For many 3D printing designers, this weekend will be an exciting one, as today until Sunday the official 3D Print Show 2014 will take place in London. Part of this world-famous 3D printing exhibition will be the election of the 3D printing Artist of the Year. There are 14 great contenders who all made lovely designs using 3D technology. 3dprinting.com provides you with a summary of this year’s work: our staff picks.
The first interesting 3D printing design comes from Tobias Klein and is called ‘The Garden of Earthly Delights’, pictured above. What he made is a tower block, with odd, colored wires growing out of the buildings. It stands for the long-standing struggle and clash between the man-made build and the natural environment, as described by 3D Print Show’s website. It’s one of those pieces of art that is striking and makes you think about the current state of this world.
We would all love to own our own private castle, but unfortunately that’s really something for the happy few. If you, however, are searching for a budget way to become a castle owner, then 3D printing technology could do a great job for you. Andrey Rudenko, a 30-year-old man from Minnesota used the technique to create a children’s playhouse castle.
Despite his background in engineering and architecture, Rudenko said he experienced some difficulties during the process, as he explains: “printing the castle turrets by themselves was a bad idea as they were extremely difficult to lift and place.”

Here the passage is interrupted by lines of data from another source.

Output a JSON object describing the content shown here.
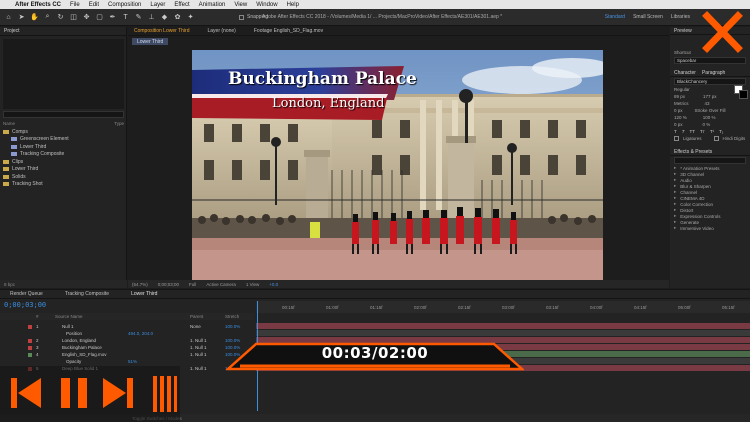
{
  "menubar": {
    "app_name": "After Effects CC",
    "items": [
      "File",
      "Edit",
      "Composition",
      "Layer",
      "Effect",
      "Animation",
      "View",
      "Window",
      "Help"
    ]
  },
  "toolbar": {
    "snapping_label": "Snapping",
    "doc_title": "Adobe After Effects CC 2018 - /Volumes/Media 1/ ... Projects/MacProVideo/After Effects/AE301/AE301.aep *",
    "workspaces": [
      "Standard",
      "Small Screen",
      "Libraries"
    ]
  },
  "project": {
    "tab": "Project",
    "cols": [
      "Name",
      "Type"
    ],
    "tree": [
      {
        "label": "Comps",
        "kind": "folder",
        "level": 0
      },
      {
        "label": "Greenscreen Element",
        "kind": "comp",
        "level": 1
      },
      {
        "label": "Lower Third",
        "kind": "comp",
        "level": 1
      },
      {
        "label": "Tracking Composite",
        "kind": "comp",
        "level": 1
      },
      {
        "label": "Clips",
        "kind": "folder",
        "level": 0
      },
      {
        "label": "Lower Third",
        "kind": "folder",
        "level": 0
      },
      {
        "label": "Solids",
        "kind": "folder",
        "level": 0
      },
      {
        "label": "Tracking Shot",
        "kind": "folder",
        "level": 0
      }
    ],
    "bpc": "8 bpc"
  },
  "viewer": {
    "tabs": [
      "Composition Lower Third",
      "Layer (none)",
      "Footage English_SD_Flag.mov"
    ],
    "subtab": "Lower Third",
    "zoom": "(54.7%)",
    "timecode": "0;00;03;00",
    "resolution": "Full",
    "camera": "Active Camera",
    "views": "1 View",
    "offset": "+0.0"
  },
  "lower_third": {
    "title": "Buckingham Palace",
    "subtitle": "London, England"
  },
  "right": {
    "preview_tab": "Preview",
    "shortcut_label": "Shortcut",
    "shortcut_value": "Spacebar",
    "character_tab": "Character",
    "paragraph_tab": "Paragraph",
    "font": "BlackChancery",
    "style": "Regular",
    "size": "89 px",
    "leading": "177 px",
    "kerning": "Metrics",
    "tracking": "43",
    "stroke": "Stroke Over Fill",
    "vscale": "120 %",
    "hscale": "100 %",
    "baseline": "0 px",
    "tsume": "0 %",
    "ligatures": "Ligatures",
    "hindi": "Hindi Digits",
    "effects_tab": "Effects & Presets",
    "effects": [
      "* Animation Presets",
      "3D Channel",
      "Audio",
      "Blur & Sharpen",
      "Channel",
      "CINEMA 4D",
      "Color Correction",
      "Distort",
      "Expression Controls",
      "Generate",
      "Immersive Video"
    ]
  },
  "timeline": {
    "tabs": [
      "Render Queue",
      "Tracking Composite",
      "Lower Third"
    ],
    "timecode": "0;00;03;00",
    "header": [
      "#",
      "Source Name",
      "Parent",
      "Stretch"
    ],
    "layers": [
      {
        "num": "1",
        "name": "Null 1",
        "color": "#c04040",
        "parent": "None",
        "stretch": "100.0%"
      },
      {
        "num": "",
        "name": "Position",
        "color": "",
        "parent": "",
        "stretch": "",
        "value": "494.0, 204.0"
      },
      {
        "num": "2",
        "name": "London, England",
        "color": "#c04040",
        "parent": "1. Null 1",
        "stretch": "100.0%"
      },
      {
        "num": "3",
        "name": "Buckingham Palace",
        "color": "#c04040",
        "parent": "1. Null 1",
        "stretch": "100.0%"
      },
      {
        "num": "4",
        "name": "English_SD_Flag.mov",
        "color": "#5a8a5a",
        "parent": "1. Null 1",
        "stretch": "100.0%"
      },
      {
        "num": "",
        "name": "Opacity",
        "color": "",
        "parent": "",
        "stretch": "",
        "value": "51%"
      },
      {
        "num": "5",
        "name": "Deep Blue Solid 1",
        "color": "#c04040",
        "parent": "1. Null 1",
        "stretch": "100.0%"
      }
    ],
    "ruler": [
      "00:15f",
      "01:00f",
      "01:15f",
      "02:00f",
      "02:15f",
      "03:00f",
      "03:15f",
      "04:00f",
      "04:15f",
      "05:00f",
      "05:15f"
    ],
    "footer": "Toggle Switches / Modes"
  },
  "overlay": {
    "timer": "00:03/02:00",
    "accent": "#ff5a00"
  },
  "icons": [
    "apple-icon",
    "close-icon",
    "skip-back-icon",
    "pause-icon",
    "skip-forward-icon"
  ]
}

During the Second World War, Poland has had a hard time. It was the first country for the Nazi’s to conquer and at the end of the war 85 percent of its capital city Warsaw was destroyed by the Nazi’s. The Polish state, however, has one event in that disastrous war to proudly look back on and that was the so-called Warsaw Uprising. From August 1, 1944 the Polish resistance Home Army held resistance for as many as 63 days, making this the largest military effort against the Nazi’s taken by any European country. In Warsaw, a statue called Maly Powstaniec (or: Little Restistance Fighter) commemorates the Warsaw Uprising.
In a 3D film, viewed in the Warsaw Uprising Museum but also to be seen on YouTube, you can see with your own eyes the mess created by the Nazi’s. In this short movie, the makers show you what the city looked like from a helicopter view after the war ended. They couldn’t have chosen a better title for this than ‘City of Ruins’, as this movie painfully exposes the ruins of one of Europe’s largest cities.